In Tuscany, there are many gorgeous places to make you feel good all over. Not only the fantastic Chianti wine, but the spas–they’re everywhere in this Italian province and use the natural environment and a skilled staff to treat you right.
Carol Stigger wrote a story for GoNOMAD about an Italian spa called Adler Thermae Spa, where your spa days consist of Tuscan low calorie cuisine, selections from a well-stocked wine cellar with local vintages and the piece de resistance–the thermal baths in Chiusi.
She described some of the treatments of these spa weekend breaks
“The Etruscan mud bath was of historical interest, so I asked for an explanation, not an appointment. Nurturing muds are used to massage different body parts, each mud beneficial in its own esoteric way. A Cleopatra milk and honey wrap sounded sticky. The evening primrose wrap was tempting, but it would leave me scrimping in Rome.

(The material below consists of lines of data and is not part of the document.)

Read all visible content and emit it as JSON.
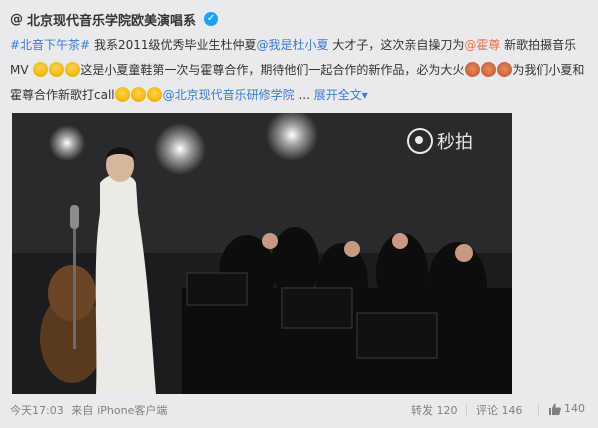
{
  "post": {
    "author_prefix": "@",
    "author": "北京现代音乐学院欧美演唱系",
    "verified_icon": "verified-badge-icon",
    "text": {
      "hashtag": "#北音下午茶#",
      "t1": " 我系2011级优秀毕业生杜仲夏",
      "mention1": "@我是杜小夏",
      "t2": " 大才子，这次亲自操刀为",
      "mention2": "@霍尊",
      "t3": " 新歌拍摄音乐MV",
      "t4": "这是小夏童鞋第一次与霍尊合作，期待他们一起合作的新作品，必为大火",
      "t5": "为我们小夏和霍尊合作新歌打call",
      "mention3": "@北京现代音乐研修学院",
      "dots": " ... ",
      "expand": "展开全文",
      "expand_arrow": "▾"
    }
  },
  "video": {
    "watermark": "秒拍"
  },
  "footer": {
    "time": "今天17:03",
    "source_prefix": "来自",
    "source": "iPhone客户端",
    "repost_label": "转发",
    "repost_count": "120",
    "comment_label": "评论",
    "comment_count": "146",
    "like_count": "140",
    "like_icon": "thumbs-up-icon"
  },
  "colors": {
    "accent": "#eb7350",
    "link": "#3a7bd5",
    "background": "#eaeaec"
  }
}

The view from my terrace, bed and bathtub was a masterpiece. Green fields sloped up hills topped with terra cotta smears of ancient towns. I did not need a guidebook to identify the master. Lying on the bed, I watched shadows and sun veil and reveal a castle on the hill.
The next morning, I jumped into the indoor-outdoor pool, prepared for the astringent shock of cold water. But the pool, filled by thermal springs, is warm. I floated to a waterfall, then on to one of the Jacuzzi coves. My bathing suit almost blew off, but the water jets straightened every kink in my spine and loosened muscles that had been tourist-tensed for two weeks.
The Philosopher’s Cave
I investigated the steam baths and saunas and selected the olive wood sauna because it smelled so good. After my sauna, I could relax in a travertine grotto called the Philosopher’s Cave, on a waterbed in a silent, glass-walled room or beside the thermal where I stayed, with my feet in the water, until lunch. The harmony of bird song, waterfall, and thunk of a wooden waterwheel deepened my post-sauna daze.
Read more about Tuscan spas and travel to Italy on GoNOMAD.com